* Task directions *
Lift out all lines below that contain "Lucky".
(Material for the task Opens)
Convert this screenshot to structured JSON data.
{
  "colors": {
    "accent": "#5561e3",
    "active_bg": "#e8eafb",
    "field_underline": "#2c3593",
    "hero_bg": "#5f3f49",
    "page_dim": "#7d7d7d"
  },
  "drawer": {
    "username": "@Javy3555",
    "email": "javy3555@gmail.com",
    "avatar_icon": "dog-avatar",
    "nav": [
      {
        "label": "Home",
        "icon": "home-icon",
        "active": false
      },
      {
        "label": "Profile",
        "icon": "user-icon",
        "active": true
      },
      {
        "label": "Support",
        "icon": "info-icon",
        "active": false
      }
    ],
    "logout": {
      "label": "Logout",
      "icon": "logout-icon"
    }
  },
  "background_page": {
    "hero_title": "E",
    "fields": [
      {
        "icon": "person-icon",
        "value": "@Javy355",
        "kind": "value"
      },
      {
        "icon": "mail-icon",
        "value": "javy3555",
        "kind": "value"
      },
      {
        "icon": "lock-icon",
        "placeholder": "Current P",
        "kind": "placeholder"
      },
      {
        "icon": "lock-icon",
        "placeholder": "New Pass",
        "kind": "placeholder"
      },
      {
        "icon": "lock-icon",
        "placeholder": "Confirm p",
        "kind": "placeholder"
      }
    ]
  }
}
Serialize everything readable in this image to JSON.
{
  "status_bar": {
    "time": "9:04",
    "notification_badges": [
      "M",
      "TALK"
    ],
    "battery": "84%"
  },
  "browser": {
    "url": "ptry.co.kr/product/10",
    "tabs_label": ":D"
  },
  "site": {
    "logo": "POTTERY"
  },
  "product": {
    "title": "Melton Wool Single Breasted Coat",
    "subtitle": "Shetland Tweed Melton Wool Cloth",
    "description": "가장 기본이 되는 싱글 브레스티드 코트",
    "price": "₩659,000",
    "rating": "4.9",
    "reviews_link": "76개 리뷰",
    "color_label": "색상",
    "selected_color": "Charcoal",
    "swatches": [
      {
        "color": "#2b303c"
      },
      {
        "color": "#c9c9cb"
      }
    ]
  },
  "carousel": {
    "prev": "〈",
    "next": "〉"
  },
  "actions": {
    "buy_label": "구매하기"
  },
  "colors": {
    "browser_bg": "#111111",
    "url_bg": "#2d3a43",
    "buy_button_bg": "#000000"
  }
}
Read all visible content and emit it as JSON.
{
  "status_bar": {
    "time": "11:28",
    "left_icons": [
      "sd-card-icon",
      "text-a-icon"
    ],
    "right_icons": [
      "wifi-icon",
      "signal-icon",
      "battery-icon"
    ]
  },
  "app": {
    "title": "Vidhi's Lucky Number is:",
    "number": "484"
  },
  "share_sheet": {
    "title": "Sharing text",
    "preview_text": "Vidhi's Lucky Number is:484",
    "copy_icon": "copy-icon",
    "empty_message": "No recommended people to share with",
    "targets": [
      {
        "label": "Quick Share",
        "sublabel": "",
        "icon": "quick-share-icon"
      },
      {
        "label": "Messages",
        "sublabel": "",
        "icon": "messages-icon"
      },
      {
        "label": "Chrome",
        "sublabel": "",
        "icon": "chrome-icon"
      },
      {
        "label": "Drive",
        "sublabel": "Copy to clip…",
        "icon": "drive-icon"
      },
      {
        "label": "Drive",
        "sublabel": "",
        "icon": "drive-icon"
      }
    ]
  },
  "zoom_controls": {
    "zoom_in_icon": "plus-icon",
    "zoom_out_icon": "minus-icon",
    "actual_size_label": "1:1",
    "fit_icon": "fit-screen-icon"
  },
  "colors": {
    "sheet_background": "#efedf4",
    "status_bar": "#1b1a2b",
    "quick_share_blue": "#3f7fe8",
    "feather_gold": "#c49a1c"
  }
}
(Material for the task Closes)
* Answer to this exercise *
    "title": "Vidhi's Lucky Number is:",
    "preview_text": "Vidhi's Lucky Number is:484",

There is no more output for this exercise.